The Spurs had no answer for Anthony Davis in their Sunday afternoon loss. The Lakers’ big man ran roughshod over whatever defenders were in his path en route to 34 points on 24 shots with 15 rebounds and 6 assists. His performance wasn’t exactly unexpected though, as the Spurs center rotation currently consists of only Drew Eubanks and Thaddeus Young. Each brings valuable talents to the table, but defending Anthony Davis one-on-one certainly isn’t among them.
To be fair, there are very few defenders in the league who can, but it’s also fair to say neither Drew nor Thad should bear the brunt of the blame for Davis’ fireworks. The Spurs’ inability to stop the Brow was much more of a team effort. A pair of back-to-back possessions midway through the 2nd quarter made that painfully clear. The first came on a sidelines out of bounds play with 6:34 to go.
There’s no trickery here, nothing done to set up the defense, no misdirection or off-ball action. It’s just a straight up pick-and-roll at the top of the key going towards the right side of the floor. The Lakers have Wayne Ellington in the strong side corner with Rajon Rondo in the weak side corner and Carmelo Anthony on the weak side wing. Doug McDermott is defending Malik Monk, who has the ball, and Thad is guarding Davis as he sets the screen.
Doug lets Monk use the screen, intending to stay attached to his hip while Thad drops into the paint to both deny an open lane to the rim and try to deter a pass to Davis. Unsurprisingly, Doug can’t quite keep up with Monk and once he can see the back of Monk’s jersey, he switches onto Davis, prompting Thad to shift fully over to Monk. Against a lot of bigs, Doug’s positioning would be less of a concern, but against Davis, he’s beat. The Spurs’ only chance at this point is that Thad can deter or deflect the lob or for someone else to meet Davis in the paint.

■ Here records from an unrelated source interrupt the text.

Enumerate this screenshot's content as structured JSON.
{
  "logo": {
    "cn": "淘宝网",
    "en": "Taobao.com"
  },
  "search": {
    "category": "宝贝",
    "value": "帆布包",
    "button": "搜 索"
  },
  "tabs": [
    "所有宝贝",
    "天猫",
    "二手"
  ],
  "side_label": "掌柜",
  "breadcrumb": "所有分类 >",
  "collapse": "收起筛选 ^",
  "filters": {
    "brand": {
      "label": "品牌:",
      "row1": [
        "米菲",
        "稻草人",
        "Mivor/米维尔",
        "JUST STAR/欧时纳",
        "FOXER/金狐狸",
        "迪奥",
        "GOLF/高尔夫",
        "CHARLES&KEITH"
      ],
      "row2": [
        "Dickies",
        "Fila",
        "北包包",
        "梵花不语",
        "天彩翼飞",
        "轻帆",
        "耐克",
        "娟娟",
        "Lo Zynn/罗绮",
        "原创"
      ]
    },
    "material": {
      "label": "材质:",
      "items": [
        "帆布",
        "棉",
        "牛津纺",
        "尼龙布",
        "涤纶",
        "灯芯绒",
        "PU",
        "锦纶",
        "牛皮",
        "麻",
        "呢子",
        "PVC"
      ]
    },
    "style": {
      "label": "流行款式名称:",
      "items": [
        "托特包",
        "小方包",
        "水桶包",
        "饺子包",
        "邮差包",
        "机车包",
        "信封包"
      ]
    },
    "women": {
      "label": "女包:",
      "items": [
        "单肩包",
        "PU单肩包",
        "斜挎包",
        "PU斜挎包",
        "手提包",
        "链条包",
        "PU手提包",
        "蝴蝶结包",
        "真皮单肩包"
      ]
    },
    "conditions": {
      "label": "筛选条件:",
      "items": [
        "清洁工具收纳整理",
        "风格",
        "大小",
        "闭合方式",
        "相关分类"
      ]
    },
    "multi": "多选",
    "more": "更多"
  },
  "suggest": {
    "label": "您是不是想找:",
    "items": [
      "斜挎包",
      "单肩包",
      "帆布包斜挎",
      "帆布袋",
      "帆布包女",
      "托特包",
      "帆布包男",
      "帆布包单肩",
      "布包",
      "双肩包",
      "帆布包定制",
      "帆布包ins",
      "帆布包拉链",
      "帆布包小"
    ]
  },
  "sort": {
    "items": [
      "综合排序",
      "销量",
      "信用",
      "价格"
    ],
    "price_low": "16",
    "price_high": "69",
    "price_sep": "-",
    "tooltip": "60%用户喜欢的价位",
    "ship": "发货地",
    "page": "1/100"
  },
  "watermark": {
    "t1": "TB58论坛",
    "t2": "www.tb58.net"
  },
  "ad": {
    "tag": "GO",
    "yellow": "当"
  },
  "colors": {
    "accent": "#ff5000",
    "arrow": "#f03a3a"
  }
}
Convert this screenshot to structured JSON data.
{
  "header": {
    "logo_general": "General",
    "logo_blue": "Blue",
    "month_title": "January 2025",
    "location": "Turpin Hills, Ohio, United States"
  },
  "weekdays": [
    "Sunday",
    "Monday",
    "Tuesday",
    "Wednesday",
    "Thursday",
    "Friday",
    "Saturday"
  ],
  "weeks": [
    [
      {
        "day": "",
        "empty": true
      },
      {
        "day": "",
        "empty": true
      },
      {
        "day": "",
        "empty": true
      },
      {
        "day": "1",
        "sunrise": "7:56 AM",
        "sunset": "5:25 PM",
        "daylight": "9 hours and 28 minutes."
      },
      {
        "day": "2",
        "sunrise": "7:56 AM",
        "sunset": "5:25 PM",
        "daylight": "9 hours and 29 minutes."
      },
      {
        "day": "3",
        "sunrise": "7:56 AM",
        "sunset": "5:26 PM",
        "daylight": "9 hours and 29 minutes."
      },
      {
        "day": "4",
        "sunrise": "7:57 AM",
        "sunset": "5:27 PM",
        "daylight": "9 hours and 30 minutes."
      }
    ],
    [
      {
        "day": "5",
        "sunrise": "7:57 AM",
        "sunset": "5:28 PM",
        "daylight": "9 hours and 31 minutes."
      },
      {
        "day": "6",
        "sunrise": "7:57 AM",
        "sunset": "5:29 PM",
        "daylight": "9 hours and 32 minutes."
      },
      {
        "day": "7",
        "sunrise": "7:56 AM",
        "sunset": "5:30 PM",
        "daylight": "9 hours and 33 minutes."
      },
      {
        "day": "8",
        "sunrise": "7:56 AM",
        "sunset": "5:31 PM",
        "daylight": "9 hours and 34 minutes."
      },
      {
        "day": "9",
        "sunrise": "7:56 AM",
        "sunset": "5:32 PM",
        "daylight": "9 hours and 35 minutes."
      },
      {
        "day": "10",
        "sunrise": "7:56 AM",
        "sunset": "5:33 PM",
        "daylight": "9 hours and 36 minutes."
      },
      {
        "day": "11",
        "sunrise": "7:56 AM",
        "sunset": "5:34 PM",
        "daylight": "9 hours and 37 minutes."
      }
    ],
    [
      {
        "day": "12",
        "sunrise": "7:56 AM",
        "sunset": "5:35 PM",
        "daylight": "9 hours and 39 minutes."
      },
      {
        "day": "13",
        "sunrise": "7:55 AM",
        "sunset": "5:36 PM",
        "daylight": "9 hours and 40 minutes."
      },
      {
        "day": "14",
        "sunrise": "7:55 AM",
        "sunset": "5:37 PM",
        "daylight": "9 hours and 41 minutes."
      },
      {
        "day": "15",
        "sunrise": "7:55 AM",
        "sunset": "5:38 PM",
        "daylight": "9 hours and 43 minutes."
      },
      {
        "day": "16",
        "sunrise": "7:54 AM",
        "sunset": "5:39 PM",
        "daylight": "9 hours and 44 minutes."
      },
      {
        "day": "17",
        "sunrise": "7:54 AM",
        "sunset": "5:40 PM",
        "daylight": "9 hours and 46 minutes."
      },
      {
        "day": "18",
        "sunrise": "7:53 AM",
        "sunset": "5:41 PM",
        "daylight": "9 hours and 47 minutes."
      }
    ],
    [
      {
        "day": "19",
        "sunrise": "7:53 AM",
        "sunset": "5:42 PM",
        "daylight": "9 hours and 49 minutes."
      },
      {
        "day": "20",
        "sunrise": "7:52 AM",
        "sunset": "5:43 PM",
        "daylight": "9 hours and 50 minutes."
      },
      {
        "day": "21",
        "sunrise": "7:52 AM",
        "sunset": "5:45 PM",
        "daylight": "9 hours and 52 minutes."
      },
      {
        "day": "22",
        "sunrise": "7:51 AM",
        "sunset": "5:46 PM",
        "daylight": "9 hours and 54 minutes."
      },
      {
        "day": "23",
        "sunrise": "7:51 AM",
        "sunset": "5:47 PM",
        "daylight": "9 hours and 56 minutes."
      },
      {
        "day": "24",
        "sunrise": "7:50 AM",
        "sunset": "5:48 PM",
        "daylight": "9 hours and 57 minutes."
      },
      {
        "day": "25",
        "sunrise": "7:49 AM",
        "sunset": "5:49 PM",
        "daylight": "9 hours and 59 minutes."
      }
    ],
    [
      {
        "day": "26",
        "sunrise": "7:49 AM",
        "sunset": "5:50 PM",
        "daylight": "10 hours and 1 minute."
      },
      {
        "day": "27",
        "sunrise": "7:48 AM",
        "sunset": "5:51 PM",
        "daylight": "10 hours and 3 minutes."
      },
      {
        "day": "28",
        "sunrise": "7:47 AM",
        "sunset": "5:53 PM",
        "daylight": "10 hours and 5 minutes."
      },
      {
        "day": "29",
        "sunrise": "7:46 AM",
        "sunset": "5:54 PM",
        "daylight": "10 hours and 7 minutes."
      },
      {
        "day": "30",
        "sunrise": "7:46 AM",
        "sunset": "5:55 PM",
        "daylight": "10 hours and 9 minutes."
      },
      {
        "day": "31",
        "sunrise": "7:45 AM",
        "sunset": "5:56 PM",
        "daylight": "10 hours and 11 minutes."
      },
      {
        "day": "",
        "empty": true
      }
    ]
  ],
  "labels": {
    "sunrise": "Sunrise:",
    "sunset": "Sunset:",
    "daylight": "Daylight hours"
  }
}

It’s common in the NBA for the low man on the weak side, Dejounte Murray in this case, to have that responsibility. Keita Bates-Diop would then pick up which ever of the two men on the weak side receives the kick out pass and then Dejounte would recover to the other, hopefully in time to shut down the Lakers’ advantage on the play. That doesn’t appear to be the Spurs’ game plan here, as Dejounte is very clearly aware of the action and waits until the last moment to contest the lob. It looks like the Spurs’ intended to guard the pick-and-roll action straight up, that is by not providing any help to the two men responsible for the offensive players involved in the action. The low man in that scheme is only there to help once the pass is made.
If that’s the case, they may want to reconsider. Results aside, it should be relatively easy to anticipate that a pick-and-roll with Doug on the ball is going to result in a switch, and him defending a lob to Davis from behind is not a good outcome. On the next play, though, the Spurs found themselves in an even worse position.
There is much more to this play than the previous action, but the breakdown is essentially the same. The Spurs are matched up better this time, with Dejounte on Monk and Doug on Ellington, but the Lakers use a little three-man action on the left side of the floor to mix up the match ups and get a pick and roll on the left wing with an empty strong side corner. That gives Davis a wide open runway to the rim once the Spurs pick-and-roll defense fails again.
The key is Anthony’s curl over Davis and cut down the center of the lane. With Dejounte defending the cut, his back is to the action, so despite being the closest defender to the rim, he’s unable to meet Davis in time to prevent the dunk. But, just like on the last play, it doesn’t appear the Spurs were planning for that kind of help. Keita appears to have been in decent position to stay with Monk and challenge a floater or pull-up, especially given his length, but Thad switches onto Monk anyway. That cuts off his penetration, but since Keita isn’t attached to Davis’ hip, there’s an open lane for the pocket pass, which produces the easy dunk. You can see Dejounte signaling with his hands after the play, likely trying to reinforce the coverage so that everybody’s on the same page.
These breakdowns weren’t an isolated issue either, as the Spurs struggled to contain the pick-and-roll throughout the first half. Should you have the stomach for it, here’s a compilation of four more easy Lakers buckets scored against this same coverage. Miscues like these are a key reason why the Spurs’ halfcourt defense has struggled so far this year, allowing 93.8 points per play, per Cleaning the Glass, which is the 10th worst in the league. It would likely be better with a healthy Jakob Poeltl, but relying on talent to cover up for questionable schemes and poor execution is not very Spurs-like.
Indeed, it’s unclear why the Spurs would choose to play this type of defense against Davis, unless they were more afraid of the Lakers’ shooters than the damage he could do in the paint. On a night where the Lakers shot 15/31 from deep, perhaps that makes some sense. Another explanation might be that the team is uncomfortable with the current lineup’s ability to help, rotate and recover consistently, and this defensive scheme was an attempt to simplify things on that end of the court. Either way, it doesn’t matter what pick-and-roll defense the team tries to play if they don’t execute.